Photographing Group Portraits That Are In Focus by Melissa Jill

Hello and Welcome to Photographer Week here on! I'm excited to collaborate with fellow peers as they shed light and share industry tips. One of the questions I'm asked the most is how to shoot a large group and keep everyone in focus. Luckily my good friend Melissa Jill is sharing her wonderful tips…as well as some pretty darn amazing sketches…ha! Love her!

I get asked all the time what the right aperture is to use when photographing large groups. I could answer this question, but aperture is only one part of the equation for depth of field. And oftentimes, I think photographers are using an adequate aperture but are still unable to get the whole group in focus. In this post I am going to explain why.

There are three components that impact your depth of field — aperture, focal length, and subject to camera distance. In this post, I'm going to shed light on a simple mistake photographers often make when photographing group portraits. If you have ever looked at your images on the computer and wondered why the people on the edges of the group are out of focus, this post may clarify why.

Regardless of what your depth of field is (again based on aperture, focal length and subject to camera distance), 1/3 of it is in front of your point of focus and 2/3 of it is behind your point of focus. Let me illustrate:

As portrayed in the above visual aid, if I am focusing on the middle person in the group, a third of my depth of field will be in front of that person and two-thirds will be behind.

The problem arises when groups form into a typical U-shape formation with the people on the edges closer to the camera than the people in the center.

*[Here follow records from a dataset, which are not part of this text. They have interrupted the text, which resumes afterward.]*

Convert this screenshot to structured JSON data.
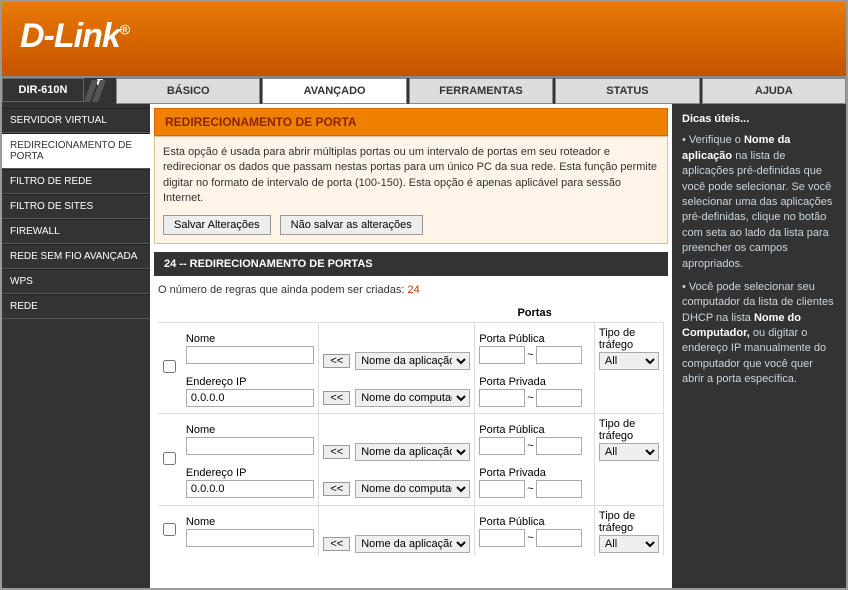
{
  "logo": "D-Link",
  "model": "DIR-610N",
  "nav": {
    "tabs": [
      "BÁSICO",
      "AVANÇADO",
      "FERRAMENTAS",
      "STATUS",
      "AJUDA"
    ],
    "active": 1
  },
  "sidebar": {
    "items": [
      "SERVIDOR VIRTUAL",
      "REDIRECIONAMENTO DE PORTA",
      "FILTRO DE REDE",
      "FILTRO DE SITES",
      "FIREWALL",
      "REDE SEM FIO AVANÇADA",
      "WPS",
      "REDE"
    ],
    "active": 1
  },
  "main": {
    "section_title": "REDIRECIONAMENTO DE PORTA",
    "intro": "Esta opção é usada para abrir múltiplas portas ou um intervalo de portas em seu roteador e redirecionar os dados que passam nestas portas para um único PC da sua rede. Esta função permite digitar no formato de intervalo de porta (100-150). Esta opção é apenas aplicável para sessão Internet.",
    "save_btn": "Salvar Alterações",
    "cancel_btn": "Não salvar as alterações",
    "sub_title": "24 -- REDIRECIONAMENTO DE PORTAS",
    "rules_remaining_label": "O número de regras que ainda podem ser criadas: ",
    "rules_remaining_count": "24",
    "ports_header": "Portas",
    "labels": {
      "name": "Nome",
      "ip": "Endereço IP",
      "public_port": "Porta Pública",
      "private_port": "Porta Privada",
      "traffic_type": "Tipo de tráfego",
      "app_select": "Nome da aplicação",
      "computer_select": "Nome do computado",
      "arrow": "<<",
      "tilde": "~",
      "traffic_all": "All"
    },
    "rows": [
      {
        "name": "",
        "ip": "0.0.0.0"
      },
      {
        "name": "",
        "ip": "0.0.0.0"
      },
      {
        "name": "",
        "ip": ""
      }
    ]
  },
  "tips": {
    "title": "Dicas úteis...",
    "p1a": "Verifique o ",
    "p1b": "Nome da aplicação",
    "p1c": " na lista de aplicações pré-definidas que você pode selecionar. Se você selecionar uma das aplicações pré-definidas, clique no botão com seta ao lado da lista para preencher os campos apropriados.",
    "p2a": "Você pode selecionar seu computador da lista de clientes DHCP na lista ",
    "p2b": "Nome do Computador,",
    "p2c": " ou digitar o endereço IP manualmente do computador que você quer abrir a porta específica."
  }
}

This next illustration is a top down arial view (with the circles representing the tops of the group member's heads).

If the photographer focuses on the middle person in this group, as is typical, they are not making the most of their depth of field. Whatever is behind the group will be sharply in focus, but the front few folks on either edge of the group will likely be soft.

Here's an example image. My lovely models are attendees from my recent MJ2Day workshop in Charlotte, North Carolina. Cute bunch, huh? This photo was taken with my 50 1.2 at f3.5 — which should be a perfectly sufficient aperture for this size group. Note that the red box in this photo represents where my focus point was. Also note that we can't tell how cute Leslie and Melissa are because they are on the edges of the group and didn't make the depth-of-field cut. 🙁

What if, instead of focusing on the middle person in the group, we focused on the closest person to the camera? In the common U-shape formation, that would be the person on the edge. We are using back-button focus, so we can lock onto that person and recompose. Notice how our depth of field shifts to encompass the whole group:

Here's the same exact group shot with the same exact settings as the previous image. Notice where I put my focus point in this photo:

And note how much cuter Leslie and Melissa look:

So simple and so effective! Let me know if you have any questions in the comments below!

*Edited to add: When people get into a U-shape, I often ask those on the edges to step back so that they form more of a straight line. This allows me to use a lower aperture and still ensure that everyone is in focus. But regardless of the formation, I make sure to focus on the person closest to the camera.Have you read…
Monday's post about Sue Bryce's secret to using a white sheet on a photo shoot?
Tuesday's post on how Katelyn James controls her image color by shooting in Kelvin?
Check them out!